Reconciliation’s process and promise

The stories by Stacy Teicher Khadaroo in Louisiana and Fred Weir in Russia in this week’s issue are about the search for reconciliation. They are about injustice and inhumanity on two different continents and on a scale unthinkable.

JAY JANNER/AUSTIN AMERICAN-STATESMAN/AP
EILEEN WALTER AND ANTHONY CARR TALK AT THE M.L.K. PEACE THROUGH P.I.E. (PEACE INCLUDES EVERYONE) SOCIAL IN AUSTIN, TEXAS, JAN. 13.

For Jessica Tilson, healing began with a jar of dirt. Her ancestors were slaves sold by the Jesuits who ran Georgetown University in 1838, and today she looks at the Louisiana cemetery where many of their bodies are buried and sees a full circle in that symbolic vessel.

Not long ago, she placed it on a table in front of Jesuits who came to Louisiana seeking reconciliation, and said: “Give our ancestors a proper burial.”

The stories by Stacy Teicher Khadaroo in Louisiana and Fred Weir in Russia in this week’s issue are about the search for reconciliation. They are about injustice and inhumanity on two different continents and on a scale unthinkable.

In the United States, no one alive witnessed slavery as an institution; in Russia, there are fewer and fewer alive who witnessed Joseph Stalin’s gulags. Both stories are increasingly wreathed in history and seen through the lens of a different time. But in their articles, Stacy and Fred offer a different perspective: that the past remains present until overcome.

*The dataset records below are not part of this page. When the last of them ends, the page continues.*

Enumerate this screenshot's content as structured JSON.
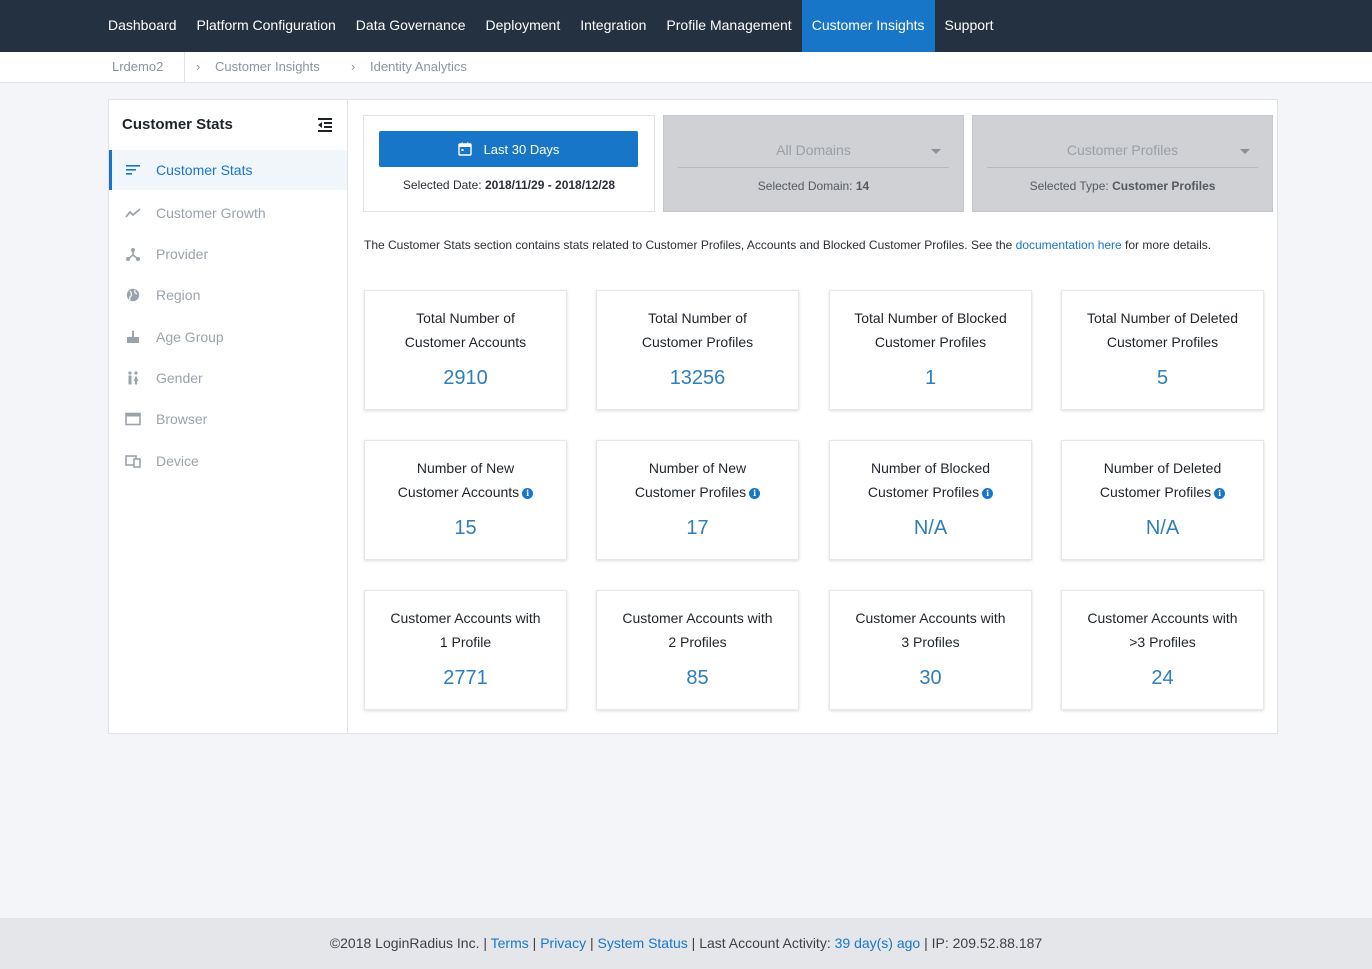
{
  "nav": {
    "items": [
      "Dashboard",
      "Platform Configuration",
      "Data Governance",
      "Deployment",
      "Integration",
      "Profile Management",
      "Customer Insights",
      "Support"
    ],
    "active": "Customer Insights"
  },
  "breadcrumb": {
    "app": "Lrdemo2",
    "items": [
      "Customer Insights",
      "Identity Analytics"
    ]
  },
  "sidebar": {
    "title": "Customer Stats",
    "items": [
      {
        "label": "Customer Stats",
        "icon": "stats-lines-icon",
        "active": true
      },
      {
        "label": "Customer Growth",
        "icon": "trend-line-icon",
        "active": false
      },
      {
        "label": "Provider",
        "icon": "provider-network-icon",
        "active": false
      },
      {
        "label": "Region",
        "icon": "globe-icon",
        "active": false
      },
      {
        "label": "Age Group",
        "icon": "cake-icon",
        "active": false
      },
      {
        "label": "Gender",
        "icon": "gender-people-icon",
        "active": false
      },
      {
        "label": "Browser",
        "icon": "browser-window-icon",
        "active": false
      },
      {
        "label": "Device",
        "icon": "devices-icon",
        "active": false
      }
    ]
  },
  "filters": {
    "date_button": "Last 30 Days",
    "date_label": "Selected Date: ",
    "date_value": "2018/11/29 - 2018/12/28",
    "domain_select": "All Domains",
    "domain_label": "Selected Domain: ",
    "domain_value": "14",
    "type_select": "Customer Profiles",
    "type_label": "Selected Type: ",
    "type_value": "Customer Profiles"
  },
  "description": {
    "text_before": "The Customer Stats section contains stats related to Customer Profiles, Accounts and Blocked Customer Profiles. See the ",
    "link": "documentation here",
    "text_after": " for more details."
  },
  "cards": [
    {
      "line1": "Total Number of",
      "line2": "Customer Accounts",
      "value": "2910",
      "info": false
    },
    {
      "line1": "Total Number of",
      "line2": "Customer Profiles",
      "value": "13256",
      "info": false
    },
    {
      "line1": "Total Number of Blocked",
      "line2": "Customer Profiles",
      "value": "1",
      "info": false
    },
    {
      "line1": "Total Number of Deleted",
      "line2": "Customer Profiles",
      "value": "5",
      "info": false
    },
    {
      "line1": "Number of New",
      "line2": "Customer Accounts",
      "value": "15",
      "info": true
    },
    {
      "line1": "Number of New",
      "line2": "Customer Profiles",
      "value": "17",
      "info": true
    },
    {
      "line1": "Number of Blocked",
      "line2": "Customer Profiles",
      "value": "N/A",
      "info": true
    },
    {
      "line1": "Number of Deleted",
      "line2": "Customer Profiles",
      "value": "N/A",
      "info": true
    },
    {
      "line1": "Customer Accounts with",
      "line2": "1 Profile",
      "value": "2771",
      "info": false
    },
    {
      "line1": "Customer Accounts with",
      "line2": "2 Profiles",
      "value": "85",
      "info": false
    },
    {
      "line1": "Customer Accounts with",
      "line2": "3 Profiles",
      "value": "30",
      "info": false
    },
    {
      "line1": "Customer Accounts with",
      "line2": ">3 Profiles",
      "value": "24",
      "info": false
    }
  ],
  "footer": {
    "copyright": "©2018 LoginRadius Inc. | ",
    "terms": "Terms",
    "sep1": " | ",
    "privacy": "Privacy",
    "sep2": " | ",
    "status": "System Status",
    "activity_label": " | Last Account Activity: ",
    "activity_value": "39 day(s) ago",
    "ip": " | IP: 209.52.88.187"
  },
  "colors": {
    "nav_bg": "#233141",
    "accent": "#1876c8",
    "value_blue": "#2f7eb9"
  }
}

Time makes events remote, but thoughts and feelings can persist like the gravitational waves that scientists suspect have been rippling through the cosmos since the big bang. Time, in and of itself, is not a solution. It does not always dissolve emotions; it can also harden them.

Afghanistan has not come to grips with the tribal suspicions unleashed by its civil war nearly three decades ago. The Middle East is still fundamentally divided by a religious dispute more than 1,300 years old.

How do people and nations prevent traumatic events in their past from becoming fault lines that perpetuate grievance, anger, and willful misunderstanding?

The journal Ethics & International Affairs proposed an eight-step process back in 1999. Consider it a self-help guide for countries and continents. It involves truth, accountability, punishment, the rule of law, compensation to victims, and institutional reform, among other things.

In recent years, the model for success has been South Africa. Its progress came from the fact that the process was communal and uncomfortable. It was televised, and it did not shrink from laying blame on either side, where warranted. Most important, perhaps, was the transcendent leadership of President Nelson Mandela and Archbishop Desmond Tutu, who guided the reconciliation process.

Today, that spirit seems to be in eclipse. 

“Many political leaders play the race card and whip up emotions around race – in direct contrast to a spirit of unity and reconciliation,” wrote the chairman of the FW de Klerk Foundation in 2015. 

Reconciliation cannot be achieved with a single act. Its debts can’t be paid only once or by one set of people, however great. Reconciliation is the perpetual recognition that the work of overcoming the past and prejudice can never be laid aside, and that only through this refining struggle is our common humanity seen and cherished.

In that way, Jessica Tilson’s jar of dirt is not an endpoint. It is a promise.

You've read  of  free articles. Subscribe to continue.

Dear Reader,

About a year ago, I happened upon this statement about the Monitor in the Harvard Business Review – under the charming heading of “do things that don’t interest you”:

“Many things that end up” being meaningful, writes social scientist Joseph Grenny, “have come from conference workshops, articles, or online videos that began as a chore and ended with an insight. My work in Kenya, for example, was heavily influenced by a Christian Science Monitor article I had forced myself to read 10 years earlier. Sometimes, we call things ‘boring’ simply because they lie outside the box we are currently in.”

If you were to come up with a punchline to a joke about the Monitor, that would probably be it. We’re seen as being global, fair, insightful, and perhaps a bit too earnest. We’re the bran muffin of journalism.

But you know what? We change lives. And I’m going to argue that we change lives precisely because we force open that too-small box that most human beings think they live in.

The Monitor is a peculiar little publication that’s hard for the world to figure out. We’re run by a church, but we’re not only for church members and we’re not about converting people. We’re known as being fair even as the world becomes as polarized as at any time since the newspaper’s founding in 1908.

We have a mission beyond circulation, we want to bridge divides. We’re about kicking down the door of thought everywhere and saying, “You are bigger and more capable than you realize. And we can prove it.”

If you’re looking for bran muffin journalism, you can subscribe to the Monitor for $15. You’ll get the Monitor Weekly magazine, the Monitor Daily email, and unlimited access to CSMonitor.com.